Hannah was in deep anguish, crying bitterly as she prayed to the Lord. And she made this vow: “O Lord of Heaven’s Armies, if you will look upon my sorrow and answer my prayer and give me a son, then I will give him back to you. He will be yours for his entire lifetime, and as a sign that he has been dedicated to the Lord, his hair will never be cut.”
(1 Samuel 1:10-11)
Hannah had good reason to feel discouraged and bitter. She was unable to bear children; she shared her husband with a woman who ridiculed her (1:7); her loving husband could not solve her problem (1:8); and even the high priest misunderstood her motives (1:14). But instead of retaliating or giving up hope, Hannah prayed. She brought her problem honestly before God.
We may face times of barrenness when nothing “comes to birth” in our work, service, or relationships. Praying in faith can be difficult when we feel so ineffective. But, as Hannah discovered, prayer opens the way for God to work (1:19-20).

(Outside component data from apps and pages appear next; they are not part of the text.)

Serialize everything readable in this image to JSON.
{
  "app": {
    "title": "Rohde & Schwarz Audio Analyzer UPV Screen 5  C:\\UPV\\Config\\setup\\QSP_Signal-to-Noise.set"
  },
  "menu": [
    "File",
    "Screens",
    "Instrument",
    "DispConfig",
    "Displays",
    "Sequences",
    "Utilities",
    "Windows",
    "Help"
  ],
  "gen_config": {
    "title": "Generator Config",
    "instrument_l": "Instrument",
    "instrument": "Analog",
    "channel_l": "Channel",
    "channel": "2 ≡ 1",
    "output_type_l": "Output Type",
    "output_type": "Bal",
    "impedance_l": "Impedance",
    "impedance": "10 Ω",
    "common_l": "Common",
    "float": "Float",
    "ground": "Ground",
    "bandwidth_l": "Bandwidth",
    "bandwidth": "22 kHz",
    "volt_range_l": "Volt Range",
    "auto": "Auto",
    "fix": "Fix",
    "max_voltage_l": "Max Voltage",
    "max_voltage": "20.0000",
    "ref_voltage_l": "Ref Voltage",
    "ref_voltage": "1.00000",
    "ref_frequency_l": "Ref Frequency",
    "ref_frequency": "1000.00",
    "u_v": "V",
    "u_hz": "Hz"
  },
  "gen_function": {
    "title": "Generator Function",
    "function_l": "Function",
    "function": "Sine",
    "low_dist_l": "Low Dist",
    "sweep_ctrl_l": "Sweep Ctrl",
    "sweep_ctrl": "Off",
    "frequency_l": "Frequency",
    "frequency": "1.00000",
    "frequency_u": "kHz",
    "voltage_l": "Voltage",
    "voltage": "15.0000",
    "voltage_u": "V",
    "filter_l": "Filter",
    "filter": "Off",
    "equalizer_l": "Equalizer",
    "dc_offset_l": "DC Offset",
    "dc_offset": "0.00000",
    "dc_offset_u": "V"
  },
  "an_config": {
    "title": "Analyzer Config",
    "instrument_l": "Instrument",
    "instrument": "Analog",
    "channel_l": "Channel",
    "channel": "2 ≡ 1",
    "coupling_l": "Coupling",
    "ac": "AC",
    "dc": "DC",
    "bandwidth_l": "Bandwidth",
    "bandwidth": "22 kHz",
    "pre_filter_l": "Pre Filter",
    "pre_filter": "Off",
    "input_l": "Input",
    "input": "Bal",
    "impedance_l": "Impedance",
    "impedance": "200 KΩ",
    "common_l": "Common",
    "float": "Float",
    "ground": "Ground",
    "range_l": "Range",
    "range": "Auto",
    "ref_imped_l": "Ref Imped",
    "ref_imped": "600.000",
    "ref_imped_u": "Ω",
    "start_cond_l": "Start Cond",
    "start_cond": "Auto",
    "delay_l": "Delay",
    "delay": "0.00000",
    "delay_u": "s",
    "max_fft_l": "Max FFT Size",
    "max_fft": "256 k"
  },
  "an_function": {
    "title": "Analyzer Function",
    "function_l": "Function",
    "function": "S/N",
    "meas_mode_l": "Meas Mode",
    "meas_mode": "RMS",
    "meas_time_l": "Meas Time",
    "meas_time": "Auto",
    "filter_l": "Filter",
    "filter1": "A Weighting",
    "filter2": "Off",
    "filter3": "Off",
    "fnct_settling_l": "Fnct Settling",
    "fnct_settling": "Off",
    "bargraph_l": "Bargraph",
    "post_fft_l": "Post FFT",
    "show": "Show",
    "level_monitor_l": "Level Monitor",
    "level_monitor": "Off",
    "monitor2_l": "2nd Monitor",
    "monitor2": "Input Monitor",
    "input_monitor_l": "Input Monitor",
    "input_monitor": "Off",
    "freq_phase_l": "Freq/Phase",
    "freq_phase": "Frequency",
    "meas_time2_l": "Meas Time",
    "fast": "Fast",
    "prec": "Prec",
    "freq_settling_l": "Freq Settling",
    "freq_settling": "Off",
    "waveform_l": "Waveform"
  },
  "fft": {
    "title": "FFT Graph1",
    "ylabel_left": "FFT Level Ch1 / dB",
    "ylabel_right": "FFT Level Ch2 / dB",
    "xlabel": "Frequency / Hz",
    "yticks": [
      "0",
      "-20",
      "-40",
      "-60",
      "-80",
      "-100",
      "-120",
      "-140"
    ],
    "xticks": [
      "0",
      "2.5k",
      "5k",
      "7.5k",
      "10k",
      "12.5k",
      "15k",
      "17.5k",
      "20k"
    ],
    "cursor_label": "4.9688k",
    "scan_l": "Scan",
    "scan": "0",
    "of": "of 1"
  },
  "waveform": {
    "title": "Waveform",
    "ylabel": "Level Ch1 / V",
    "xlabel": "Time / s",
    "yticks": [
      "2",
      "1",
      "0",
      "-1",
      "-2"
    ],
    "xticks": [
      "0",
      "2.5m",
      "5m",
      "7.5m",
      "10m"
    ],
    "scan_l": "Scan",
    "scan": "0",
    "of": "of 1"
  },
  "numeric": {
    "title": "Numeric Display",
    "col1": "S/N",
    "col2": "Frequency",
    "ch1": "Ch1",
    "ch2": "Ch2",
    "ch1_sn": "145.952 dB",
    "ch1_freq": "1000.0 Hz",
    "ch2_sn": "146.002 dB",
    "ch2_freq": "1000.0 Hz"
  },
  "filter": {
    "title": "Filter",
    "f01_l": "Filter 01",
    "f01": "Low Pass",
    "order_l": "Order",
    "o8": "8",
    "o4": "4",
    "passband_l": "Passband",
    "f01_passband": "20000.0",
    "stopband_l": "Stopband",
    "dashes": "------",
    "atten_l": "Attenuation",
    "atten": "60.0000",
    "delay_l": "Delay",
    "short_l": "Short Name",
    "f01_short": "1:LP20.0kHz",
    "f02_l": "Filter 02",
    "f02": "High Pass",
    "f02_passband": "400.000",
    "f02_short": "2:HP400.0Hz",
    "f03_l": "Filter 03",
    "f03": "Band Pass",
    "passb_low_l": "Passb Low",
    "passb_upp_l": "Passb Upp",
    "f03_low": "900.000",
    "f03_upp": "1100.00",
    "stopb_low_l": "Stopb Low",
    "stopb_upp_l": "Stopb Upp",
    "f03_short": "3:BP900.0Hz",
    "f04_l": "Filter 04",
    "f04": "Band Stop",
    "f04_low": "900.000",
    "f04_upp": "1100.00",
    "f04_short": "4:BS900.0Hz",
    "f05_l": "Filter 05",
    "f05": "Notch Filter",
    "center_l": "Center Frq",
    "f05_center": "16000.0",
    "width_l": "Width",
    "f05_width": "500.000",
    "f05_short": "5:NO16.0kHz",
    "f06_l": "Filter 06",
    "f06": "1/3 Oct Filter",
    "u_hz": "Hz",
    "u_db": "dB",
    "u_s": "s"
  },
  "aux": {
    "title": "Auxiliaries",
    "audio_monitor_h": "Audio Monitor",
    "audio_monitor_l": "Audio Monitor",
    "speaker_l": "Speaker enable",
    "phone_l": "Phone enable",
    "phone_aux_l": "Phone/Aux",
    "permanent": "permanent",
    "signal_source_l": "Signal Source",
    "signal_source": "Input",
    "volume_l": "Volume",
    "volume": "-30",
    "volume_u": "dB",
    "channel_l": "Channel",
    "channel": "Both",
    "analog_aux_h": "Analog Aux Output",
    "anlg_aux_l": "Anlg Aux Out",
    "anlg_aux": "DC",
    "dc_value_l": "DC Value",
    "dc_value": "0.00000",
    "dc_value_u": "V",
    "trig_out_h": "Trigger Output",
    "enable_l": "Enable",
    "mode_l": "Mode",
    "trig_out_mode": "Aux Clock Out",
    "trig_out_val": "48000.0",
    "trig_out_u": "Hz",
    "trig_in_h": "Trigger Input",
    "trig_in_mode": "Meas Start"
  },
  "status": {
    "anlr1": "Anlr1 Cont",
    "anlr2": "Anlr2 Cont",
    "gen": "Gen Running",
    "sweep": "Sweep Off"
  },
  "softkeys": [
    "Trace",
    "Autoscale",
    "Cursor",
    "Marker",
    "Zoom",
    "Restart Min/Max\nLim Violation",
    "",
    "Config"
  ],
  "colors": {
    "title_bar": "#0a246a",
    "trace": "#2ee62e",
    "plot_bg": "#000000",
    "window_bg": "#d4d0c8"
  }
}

Hannah so desperately wanted a child that she was willing to strike a bargain with God. God took her up on her promise, and to Hannah’s credit, she did her part, even though it was painful (1:27-28).
Although we are not in a position to barter with God, he may still choose to answer a prayer that has an attached promise. When you pray, ask yourself, “Will I follow through on any promises I make to God if he grants my request?” God keeps his promises, and he expects you to keep yours.
Do you feel desperate—like Hannah, pleading with God for an answer? Keep praying . . . and pleading. God hears, and he loves and will answer. In the meantime, thank him for his answers and keep faithfully serving him.